6 Numerical tests
Here we consider two classical problems, the Poisson’s equation and the timeindependent Schrödinger equation, to verify the performance of our D3M. All timings conduct on an Intel Core i57500, 16GB RAM, Nvidia GTX 1080Ti processor with PyTorch 1.0.1 [paszke2017automatic] under Python 3.6.5. We train the networks only 30 epoch using LBFGS in numerical tests (cost within two minutes).
6.1 Poisson’s equation
(36) 
where the physical domain is . The domain decomposition setting is illustrated in Figure 5. To further improve the efficiency of D3M, we propose a new type of sampling methods. We randomly sample in each subdomain, and the number of samples increases with iteration times increase. The sample size on interfaces remains the same to provide an accurate solution for data exchange. An illustration of our D3M sampling method is represented in Figure 6
Remark 2
According to the research on overfitting, the hypothesis set (w.r.t. the complexity of neural networks) should match the quantity and quality of data instead of target functions [abu2012learning]. So in the initial several iterations, the number of residual blocks is small. The number increases while the sample size in Figure 6 increases.

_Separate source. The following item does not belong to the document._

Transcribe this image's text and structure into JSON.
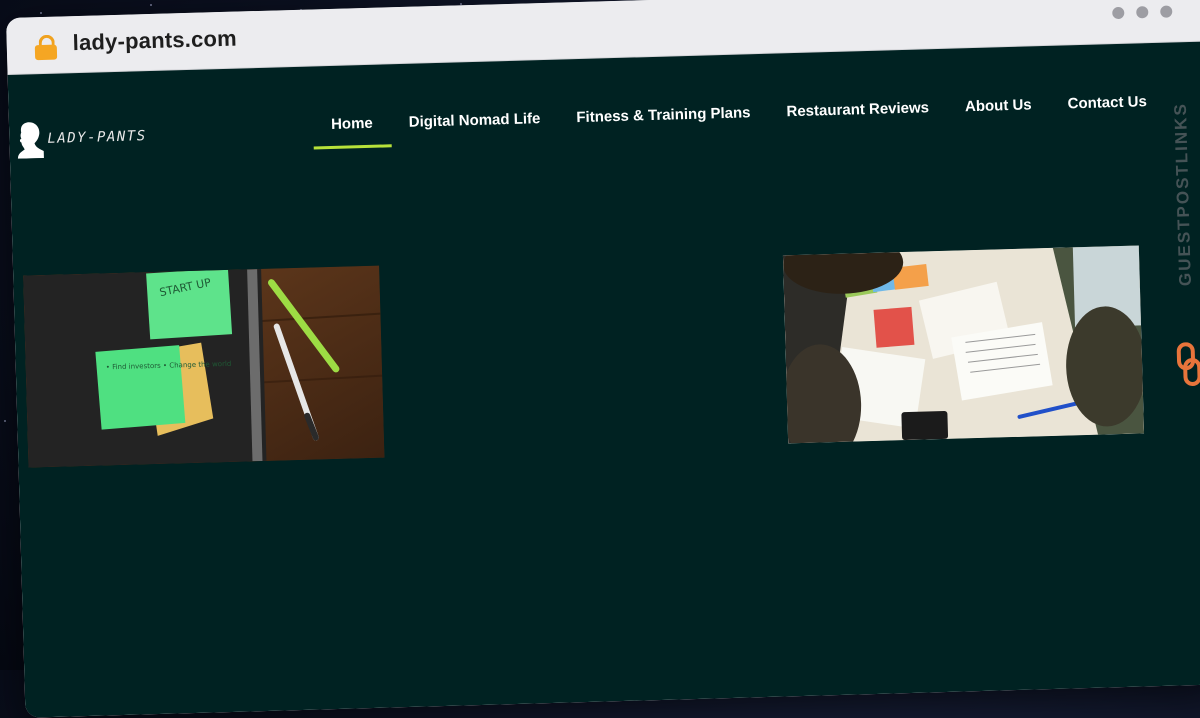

After decomposition, with designed satisfying Definition 1 for each subdomains, the function satisfies the homogeneous Poisson’s equation and follows (3) and (4).